Mariners Beat Rangers

via Texas Rangers

ARLINGTON — Their starting pitcher didn’t have his best stuff, and neither did their closer. Their defense was spotty. But fortunately for the Mariners, their hitters had enough power to get past the Rangers in an uneven 9-7 win on Saturday night.

“We got it done,” manager Scott Servais said. “Some nights it’s ugly, but the key is you get it done.”

Homers by Robinson Cano and Mitch Haniger in a five-run seventh inning helped wage a comeback win, continuing an offensive awakening that began the previous night at Globe Life Park.

The Mariners eked out the win even though James Paxton lasted only four innings, Edwin Diaz needed a career-high 40 pitches to close out the game, and the defense turned a couple of would-be outs into base hits. In the end, just before midnight CT after an 85-minute rain-delayed start, the seventh-inning outburst made the difference.

“It was on our offense tonight and our guys stepped up, got some big hits, put a nice rally together, and it was enough,” Servais said.

Rangers starter Bartolo Colon left with a two-run lead after 5 2/3 innings, and then the Mariners knocked around reliever Alex Claudio the next frame. They logged four consecutive hits off Claudio — Guillermo Heredia’s pinch-hit single, Dee Gordon’s bloop double, Jean Segura’s RBI double and Cano’s dinger.

After reliever Chris Martin came in for Claudio and recorded two outs, Haniger smashed a ball over the left-field fence for the Mariners’ final run. Cano paced the offense with three hits, three runs and two RBIs on his go-ahead homer in the seventh.

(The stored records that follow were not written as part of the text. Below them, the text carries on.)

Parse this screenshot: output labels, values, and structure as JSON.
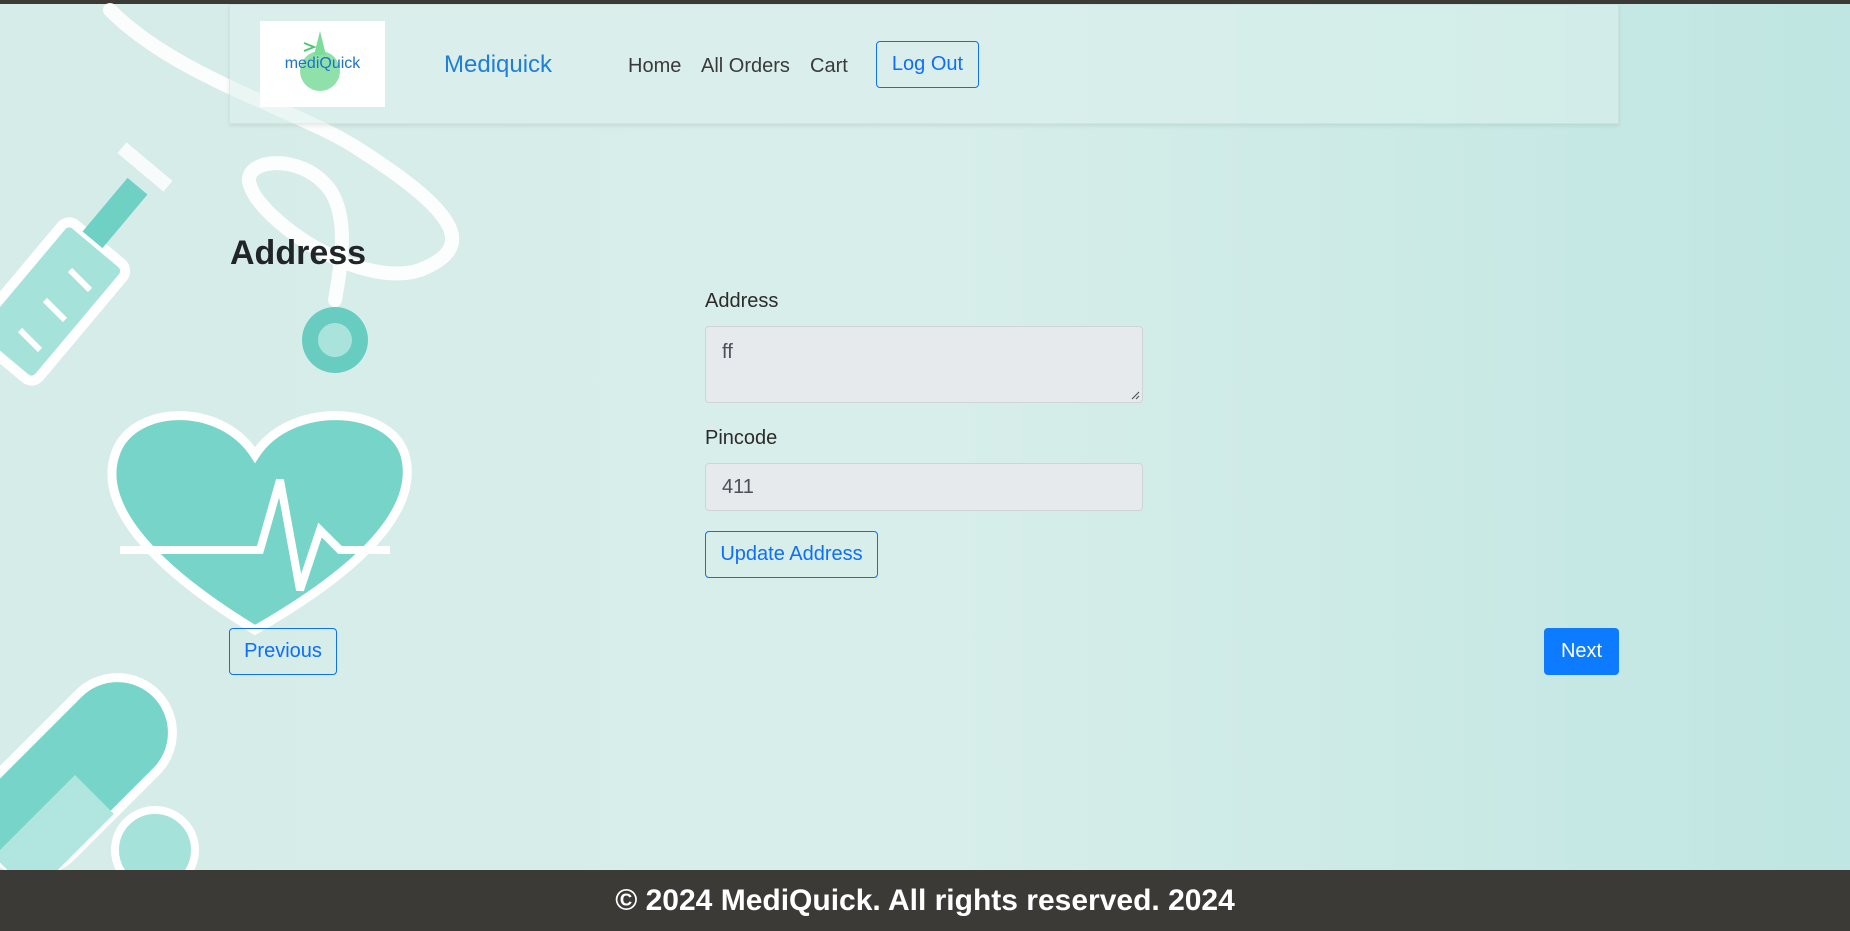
{
  "brand": {
    "logo_text": "mediQuick",
    "name": "Mediquick"
  },
  "nav": {
    "home": "Home",
    "all_orders": "All Orders",
    "cart": "Cart",
    "logout": "Log Out"
  },
  "page": {
    "heading": "Address"
  },
  "form": {
    "address_label": "Address",
    "address_value": "ff",
    "pincode_label": "Pincode",
    "pincode_value": "411",
    "update_button": "Update Address"
  },
  "pagination": {
    "previous": "Previous",
    "next": "Next"
  },
  "footer": {
    "text": "© 2024 MediQuick. All rights reserved. 2024"
  },
  "colors": {
    "accent": "#0d6efd",
    "brand_blue": "#1f7fd8",
    "teal_art": "#76d4c8",
    "footer_bg": "#3b3a37"
  },
  "icons": [
    "medical-background-art",
    "syringe-icon",
    "stethoscope-icon",
    "heart-pulse-icon",
    "pill-icon",
    "logo-gear-icon"
  ]
}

Paxton and Diaz both had trouble finding home-plate umpire Gary Cederstrom’s strike zone, as both the left-handed starter and the right-handed closer walked three batters each.

For Paxton, the four-inning outing was his shortest of the season. He threw 32 pitches in the first inning and 33 in the third as his pitch count ballooned and kept him from working any deeper into the game.

“I didn’t have anything sharp tonight … I was basically just kind of spraying hard fastballs up there, that was about it,” Paxton said.

Tasked with getting a four-out save with righty Juan Nicasio on a rest day, Diaz walked three batters in the ninth, but managed to earn his eighth save in as many opportunities this season.

Before the final out, a bases-loaded flyout by Isiah Kiner-Falefa, Servais and pitching coach Mel Stottlemyre Jr. used the last of their mound visits to reassure Diaz.

“Stay relaxed and make your pitch, you’re the man here, you’ve been in this situation before, get the out,'” Diaz said of the message. “Do your job, you’ll be fine.”

The offense did. Coming off a stretch of five games in which they scored two or fewer runs, the Mariners have scored 15 runs on 27 hits in the first two games of this three-game series.

“Any time you face really tough pitching, sometimes it gets the best of hitters, but we just go out there and battle and keep swinging the bats, and keep our heads up, and it was great tonight and last night,” Haniger said.